Whatever your passion, here are some tips for increasing your impact with donations from others.

  1. Ask! You’ll be amazed at how willing people are to give if they’re asked. Some of us have received donations from unexpected Facebook friends or others, despite having little contact with them recently. You never know who’s just looking for an opportunity to give.
  2. Explain why you’re doing this. When you share from your heart, others will relate. If you’re a parent and issues like child trafficking touch your heart, tell other moms and dads about why you care.
    Carrie Yu
    , a Seattle mom of two young children, explains why she participates in the Free Them 5k. “As a parent, it’s heart-breaking to think about. I can’t imagine having to make the decision to sell a child into slavery in order to survive,” she said. “I can’t go into the mission field, but I can run for this cause. I can raise money. This is something I can do right now where I am in my life.”

    Bake sale for World Concern
    Kids at Trinity Family Fellowship in Yakima, Wash., held a bake sale and raised more than $1,100 for World Concern.
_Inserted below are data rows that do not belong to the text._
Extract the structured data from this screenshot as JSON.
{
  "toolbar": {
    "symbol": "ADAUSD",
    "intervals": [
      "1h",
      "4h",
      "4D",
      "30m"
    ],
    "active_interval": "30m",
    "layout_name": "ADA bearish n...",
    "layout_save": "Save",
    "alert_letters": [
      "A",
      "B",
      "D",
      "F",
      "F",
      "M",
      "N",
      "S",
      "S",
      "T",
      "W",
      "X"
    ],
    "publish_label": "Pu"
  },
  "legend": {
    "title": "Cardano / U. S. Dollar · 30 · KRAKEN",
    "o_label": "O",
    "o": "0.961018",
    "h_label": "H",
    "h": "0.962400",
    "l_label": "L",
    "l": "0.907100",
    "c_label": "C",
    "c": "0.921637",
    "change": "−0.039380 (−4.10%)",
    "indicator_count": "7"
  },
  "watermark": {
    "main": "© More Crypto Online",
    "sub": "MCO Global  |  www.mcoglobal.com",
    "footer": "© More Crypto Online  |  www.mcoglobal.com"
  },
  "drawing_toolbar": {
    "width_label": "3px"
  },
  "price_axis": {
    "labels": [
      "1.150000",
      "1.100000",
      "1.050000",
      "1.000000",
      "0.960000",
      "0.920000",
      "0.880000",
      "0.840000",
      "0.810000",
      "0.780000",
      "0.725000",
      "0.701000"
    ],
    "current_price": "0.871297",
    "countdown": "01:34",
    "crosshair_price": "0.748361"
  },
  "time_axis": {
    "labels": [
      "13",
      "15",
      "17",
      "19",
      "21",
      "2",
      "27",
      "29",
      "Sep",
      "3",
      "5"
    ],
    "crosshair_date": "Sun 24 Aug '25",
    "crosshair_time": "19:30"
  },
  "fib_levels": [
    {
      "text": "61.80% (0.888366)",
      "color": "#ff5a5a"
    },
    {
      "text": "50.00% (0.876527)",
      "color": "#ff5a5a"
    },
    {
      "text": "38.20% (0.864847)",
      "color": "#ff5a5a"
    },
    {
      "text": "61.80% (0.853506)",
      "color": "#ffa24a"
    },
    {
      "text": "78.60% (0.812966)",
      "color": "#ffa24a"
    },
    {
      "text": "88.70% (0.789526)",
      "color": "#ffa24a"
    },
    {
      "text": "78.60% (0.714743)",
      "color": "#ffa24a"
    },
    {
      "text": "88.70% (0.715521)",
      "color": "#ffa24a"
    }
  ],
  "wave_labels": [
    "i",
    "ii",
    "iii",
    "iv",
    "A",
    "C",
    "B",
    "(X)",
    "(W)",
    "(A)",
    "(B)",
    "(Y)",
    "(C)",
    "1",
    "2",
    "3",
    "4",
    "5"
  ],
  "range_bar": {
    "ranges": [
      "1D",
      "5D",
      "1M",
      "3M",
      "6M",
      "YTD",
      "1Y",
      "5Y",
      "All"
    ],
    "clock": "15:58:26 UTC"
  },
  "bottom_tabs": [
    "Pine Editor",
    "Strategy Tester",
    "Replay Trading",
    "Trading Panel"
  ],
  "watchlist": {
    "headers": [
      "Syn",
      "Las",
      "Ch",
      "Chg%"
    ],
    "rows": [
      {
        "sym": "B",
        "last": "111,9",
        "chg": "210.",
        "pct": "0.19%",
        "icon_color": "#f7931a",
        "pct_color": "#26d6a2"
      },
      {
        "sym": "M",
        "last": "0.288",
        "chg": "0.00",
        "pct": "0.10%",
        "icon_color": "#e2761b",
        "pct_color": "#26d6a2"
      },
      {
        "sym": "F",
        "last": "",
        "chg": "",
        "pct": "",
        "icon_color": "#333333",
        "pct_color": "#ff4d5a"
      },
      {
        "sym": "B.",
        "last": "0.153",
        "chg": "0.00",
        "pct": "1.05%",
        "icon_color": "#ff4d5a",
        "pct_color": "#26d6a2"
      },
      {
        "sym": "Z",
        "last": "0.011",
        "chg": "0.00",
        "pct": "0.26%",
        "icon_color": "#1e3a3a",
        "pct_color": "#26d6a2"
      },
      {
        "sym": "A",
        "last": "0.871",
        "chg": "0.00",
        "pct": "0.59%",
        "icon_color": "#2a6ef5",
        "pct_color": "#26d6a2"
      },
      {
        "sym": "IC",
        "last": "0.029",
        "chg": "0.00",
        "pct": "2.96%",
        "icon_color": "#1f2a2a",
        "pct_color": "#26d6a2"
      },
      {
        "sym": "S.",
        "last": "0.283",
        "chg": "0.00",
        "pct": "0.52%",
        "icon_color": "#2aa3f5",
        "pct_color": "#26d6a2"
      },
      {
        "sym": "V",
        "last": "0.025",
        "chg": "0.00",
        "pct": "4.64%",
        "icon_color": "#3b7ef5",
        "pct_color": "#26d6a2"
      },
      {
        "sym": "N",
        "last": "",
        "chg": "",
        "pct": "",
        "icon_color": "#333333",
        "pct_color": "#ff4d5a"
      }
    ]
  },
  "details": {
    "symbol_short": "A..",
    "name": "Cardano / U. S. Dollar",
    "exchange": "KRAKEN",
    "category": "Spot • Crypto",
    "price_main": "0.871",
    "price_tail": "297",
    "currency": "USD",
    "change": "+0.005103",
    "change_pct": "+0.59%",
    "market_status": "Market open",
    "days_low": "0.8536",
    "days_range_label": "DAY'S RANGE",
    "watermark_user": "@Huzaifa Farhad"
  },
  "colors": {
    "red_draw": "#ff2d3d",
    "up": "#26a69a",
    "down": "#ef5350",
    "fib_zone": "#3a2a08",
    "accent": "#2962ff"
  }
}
  3. Use your talents to raise funds. Lorene Jansson sells cinnamon rolls at her office as way to boost her fundraising. Last year, she was a top fundraiser for the 5k. This year, she started selling hand-made beaded jewelry as well. “You take your passion, whatever it is, and apply it to what you want to do,” suggests Lorene. “It’s inspiring to see so many like-minded people wanting to do something about trafficking.”
  4. Find out if your company matches donations. This is a super simple way to double your impact immediately and effortlessly. If you’re not sure if your company will match your donations, use our online tool to find out, or ask your HR department.
  5. Spread the word. Use Facebook, Twitter, Pintrest, email, snail mail, or casual conversation to tell others what you’re doing. Be yourself and have fun with it. People will respond if they see the real you coming through. As someone who has never been a runner, all I had to do was tell my friends I was actually running and they showed their support by donating. Pretty cool!
An example of a 5k fundraising Facebook post.
My personal fundraising page tells more about why I'm helping fight human trafficking, but this Facebook post about the fact I'm actually running a 5k shocked my friends enough they showed their support with donations.